Pillar 2: Customer development
The second beneficiation pillar is ‘customer development’, which sees De Beers defining and enabling BPMs to effectively start and run their own businesses. The starting point for this element was understanding existing inhibitors that prevent local businesses from being successful within the diamond market. Companies selected for the Enterprise Development Project require the necessary support to grow their businesses. This support includes access to finance, access to international markets and access to sustainable rough diamond supply. “From this point we clearly know where and how to assist in these areas,” Fredericks says.
De Beers has partnered with business incubator Raizcorp, which provides a three-year business development programme incorporating mentorship in business strategy, finance, sales, marketing and personal development.
Pillar 3: Industrial development
“In line with our drive for transformation in the diamond industry, De Beers also identifies and creates innovative opportunities beyond general cutting and polishing. We introduced the annual Shining Light Awards in 1996, which is a platform for aspiring designers to showcase their designs and engage with institutions around the world. Incentives for delivering innovative designs is significant – the winner receives a design internship in Milan, the runner-up a three-month internship with De Beers’ Forevermark and the second runner-up an internship at a local jeweller,” Fredericks outlines.
The awards have been extended beyond South Africa and now also include our other producer partner countries in Botswana, Namibia and Canada. The 2020/2021 theme for the awards was entitled “The Evolution of Love & Life”. The winners will be selected per producer partner country, with the announcement to be made in October 2021.
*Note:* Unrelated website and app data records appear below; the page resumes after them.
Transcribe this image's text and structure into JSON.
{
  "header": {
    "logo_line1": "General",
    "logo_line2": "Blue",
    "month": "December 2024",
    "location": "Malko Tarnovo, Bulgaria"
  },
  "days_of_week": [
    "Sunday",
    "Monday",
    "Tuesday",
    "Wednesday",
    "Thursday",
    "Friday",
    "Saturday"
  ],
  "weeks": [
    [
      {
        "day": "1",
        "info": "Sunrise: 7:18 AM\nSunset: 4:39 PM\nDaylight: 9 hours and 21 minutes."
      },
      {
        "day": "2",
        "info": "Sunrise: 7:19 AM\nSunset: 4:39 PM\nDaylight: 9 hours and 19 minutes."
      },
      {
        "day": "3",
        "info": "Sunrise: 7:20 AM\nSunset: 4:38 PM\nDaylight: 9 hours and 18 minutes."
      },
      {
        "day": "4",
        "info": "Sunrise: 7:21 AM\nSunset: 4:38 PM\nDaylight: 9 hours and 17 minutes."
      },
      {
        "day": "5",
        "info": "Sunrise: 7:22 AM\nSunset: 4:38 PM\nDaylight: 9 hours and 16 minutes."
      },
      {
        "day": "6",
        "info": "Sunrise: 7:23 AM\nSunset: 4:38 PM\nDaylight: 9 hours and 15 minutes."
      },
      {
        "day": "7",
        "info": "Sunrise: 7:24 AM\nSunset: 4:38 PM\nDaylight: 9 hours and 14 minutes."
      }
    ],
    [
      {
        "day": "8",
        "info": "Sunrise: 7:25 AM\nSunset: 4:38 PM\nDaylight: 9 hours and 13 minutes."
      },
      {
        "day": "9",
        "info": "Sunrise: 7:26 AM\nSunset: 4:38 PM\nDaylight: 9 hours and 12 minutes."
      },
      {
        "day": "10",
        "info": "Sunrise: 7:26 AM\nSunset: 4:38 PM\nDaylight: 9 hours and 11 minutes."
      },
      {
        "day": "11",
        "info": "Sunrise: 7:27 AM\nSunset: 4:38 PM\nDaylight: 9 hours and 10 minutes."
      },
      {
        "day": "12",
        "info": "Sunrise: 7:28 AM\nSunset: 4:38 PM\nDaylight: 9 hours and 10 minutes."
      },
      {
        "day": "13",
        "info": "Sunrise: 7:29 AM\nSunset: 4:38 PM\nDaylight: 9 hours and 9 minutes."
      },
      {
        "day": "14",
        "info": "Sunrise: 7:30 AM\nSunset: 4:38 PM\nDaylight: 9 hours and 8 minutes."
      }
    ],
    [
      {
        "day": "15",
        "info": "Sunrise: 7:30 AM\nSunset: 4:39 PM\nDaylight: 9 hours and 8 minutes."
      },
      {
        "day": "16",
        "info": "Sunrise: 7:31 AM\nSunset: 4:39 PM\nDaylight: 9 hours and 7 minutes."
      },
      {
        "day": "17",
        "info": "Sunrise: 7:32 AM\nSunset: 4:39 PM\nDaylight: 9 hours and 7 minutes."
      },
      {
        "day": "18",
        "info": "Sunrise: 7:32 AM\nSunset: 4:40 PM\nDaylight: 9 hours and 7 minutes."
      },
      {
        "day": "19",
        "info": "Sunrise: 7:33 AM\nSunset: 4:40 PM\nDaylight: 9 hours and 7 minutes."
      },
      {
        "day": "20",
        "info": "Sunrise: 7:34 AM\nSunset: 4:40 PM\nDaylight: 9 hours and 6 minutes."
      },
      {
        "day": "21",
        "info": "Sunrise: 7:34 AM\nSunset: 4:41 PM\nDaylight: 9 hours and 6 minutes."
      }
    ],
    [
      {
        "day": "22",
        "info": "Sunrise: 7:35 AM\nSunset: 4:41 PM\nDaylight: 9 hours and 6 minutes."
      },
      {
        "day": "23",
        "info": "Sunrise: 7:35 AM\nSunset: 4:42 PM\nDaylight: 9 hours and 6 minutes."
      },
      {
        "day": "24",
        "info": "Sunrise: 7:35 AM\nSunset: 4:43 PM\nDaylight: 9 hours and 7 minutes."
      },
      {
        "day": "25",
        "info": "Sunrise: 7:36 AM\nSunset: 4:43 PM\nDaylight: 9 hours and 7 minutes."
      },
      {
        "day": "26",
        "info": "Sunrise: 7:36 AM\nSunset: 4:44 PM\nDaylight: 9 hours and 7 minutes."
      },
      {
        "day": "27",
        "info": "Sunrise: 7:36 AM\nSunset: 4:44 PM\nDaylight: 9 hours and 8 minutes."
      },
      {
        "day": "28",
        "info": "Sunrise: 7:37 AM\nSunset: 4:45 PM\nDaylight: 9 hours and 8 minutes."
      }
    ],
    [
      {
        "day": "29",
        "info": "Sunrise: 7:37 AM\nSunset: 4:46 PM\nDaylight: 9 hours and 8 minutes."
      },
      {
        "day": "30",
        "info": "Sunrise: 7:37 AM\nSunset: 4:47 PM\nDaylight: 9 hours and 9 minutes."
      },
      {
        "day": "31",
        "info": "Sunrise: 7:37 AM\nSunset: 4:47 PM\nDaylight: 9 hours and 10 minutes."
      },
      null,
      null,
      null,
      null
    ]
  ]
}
Pillar 4: Consumer confidence
Consumer confidence is an area of increasing interest from consumers who want transparency, clarity and surety of knowing their diamonds were responsibly, and not illegally, sourced. “Our role is to ensure that we as De Beers, sight holders and BPMs adhere to the Kimberley Process, with every diamond traced from the source of extraction until the final diamond jewellery piece is certified for sale. It is imperative that we all adhere to this,” Fredericks highlights.
Evolution always in play
Some of these beneficiation initiatives are clearly not new and yet there is consistent change and evolution from De Beers. “It is refreshing to see new initiatives and evolution taking place as part of the bigger programme. We recently saw a collaboration from a previous Shining Light Awards winner with one of the new BPMs to produce a new jewellery collection showcasing the enduring bonds between mother and daughter,” Fredericks mentions.
The beneficiation arm of De Beers’ business is also one that evolves and transforms with time. The company recently undertook a pilot study in South Africa which saw the BPMs’ Enterprise Development candidates purchase diamonds from De Beers and then sell their jewellery pieces through the De Beers Group Forevermark brand which offers significant international exposure. “While COVID-19 placed some delays on this new initiative, we were happy with the results we achieved and are moving this project into a second phase,” Fredericks notes.
“Ultimately, our objective is to facilitate the establishment of fully functioning and operating diamond cutting, polishing and jewellery businesses that are primarily HDSA owned and we have had great success. To date, we have helped develop 10 new HDSA businesses, the first five have graduated and the other five have started their three-year incubation period and are specialising in cutting, polishing and jewellery manufacture and sales,” Fredericks concludes.